In 1980 Congress passed the Paperwork Reduction Act. Among it’s purposes was to:
minimize the paperwork burden for individuals, small businesses, educational and nonprofit institutions, Federal contractors, State, local and tribal governments, and other persons resulting from the collection of information by or for the Federal Government.
We learned this week from the Office of Management and Budget that, for fiscal year 2010, it only took 8.8 billion hours to fill out government paperwork. That figure is down from FY2009 when we consumed 9.8 billion hours.
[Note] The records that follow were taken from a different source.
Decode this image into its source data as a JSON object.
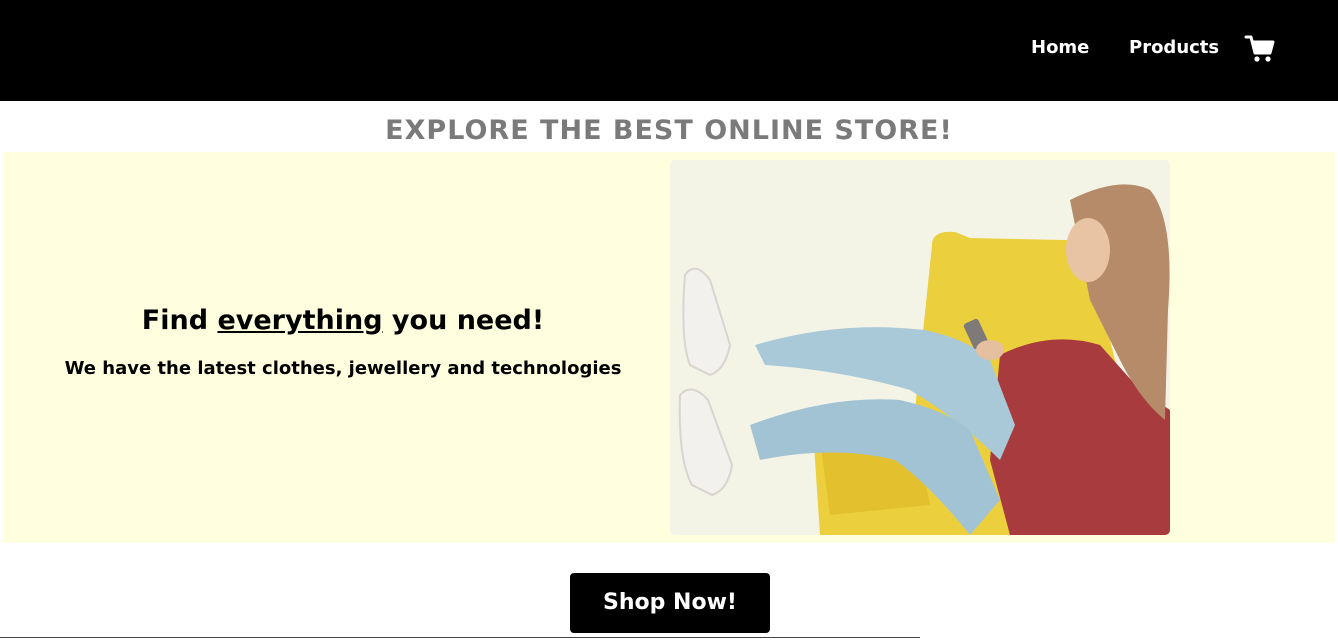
{
  "nav": {
    "home_label": "Home",
    "products_label": "Products",
    "cart_icon": "shopping-cart-icon"
  },
  "headline": "EXPLORE THE BEST ONLINE STORE!",
  "hero": {
    "title_before": "Find ",
    "title_emphasis": "everything",
    "title_after": " you need!",
    "subtitle": "We have the latest clothes, jewellery and technologies",
    "background_color": "#ffffe0"
  },
  "cta": {
    "label": "Shop Now!"
  },
  "colors": {
    "nav_background": "#000000",
    "headline": "#7a7a7a",
    "button_background": "#000000",
    "button_text": "#ffffff"
  }
}
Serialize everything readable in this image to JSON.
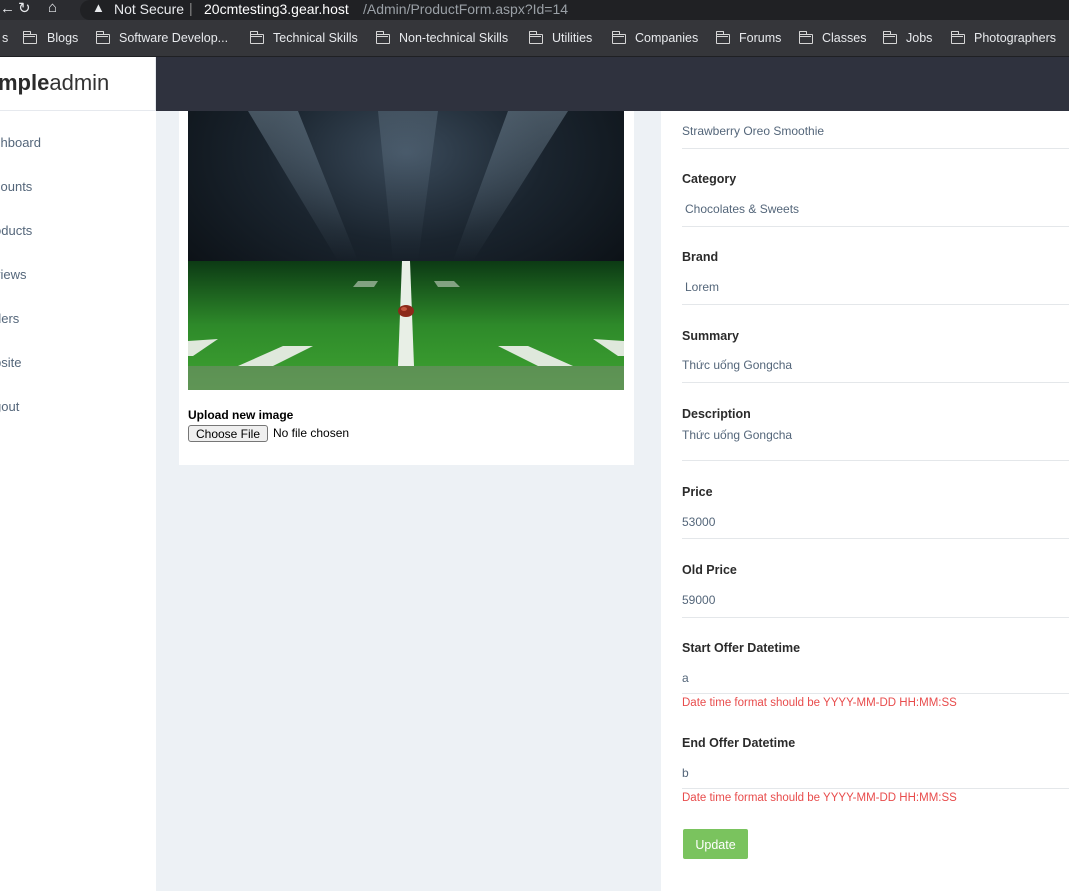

That decline seems good until we learn that most of the decline is because federal agencies decided that it really didn’t take you as long to fill out forms as they thought it did.
On the “blame Bush” front, large increases were reported between 2002 and 2005, but much of that increase was the result of the advent of the Medicare Prescription Drug Program…increasing “paperwork” hours by 250 million.
On the “blame Obama” front,
the biggest single-year jump in the past decade came in 2010, when individuals and businesses spent an extra 352 million hours responding to paperwork requests from agencies prompted by new statutory requirements.
As an example,
Last year, employers needed almost 70 million additional hours to claim a new credit for hiring more workers…
I wonder whether it was worth the time it took to even get the credit.
[A]nd restaurants spent 14.5 million hours to display calorie counts for their menus…
By far the largest increase goes to the Securities and Exchange Commission, not because it added more forms, but because it decided that it really took twice as long to fill out the required forms than the SEC originally thought.
But, what the OMB doesn’t tell us is how many man hours the government spent figuring out how many man hours individuals and businesses spent sending paperwork to Washington. I guess that should be added in as well.
Although, at this point, does it really matter?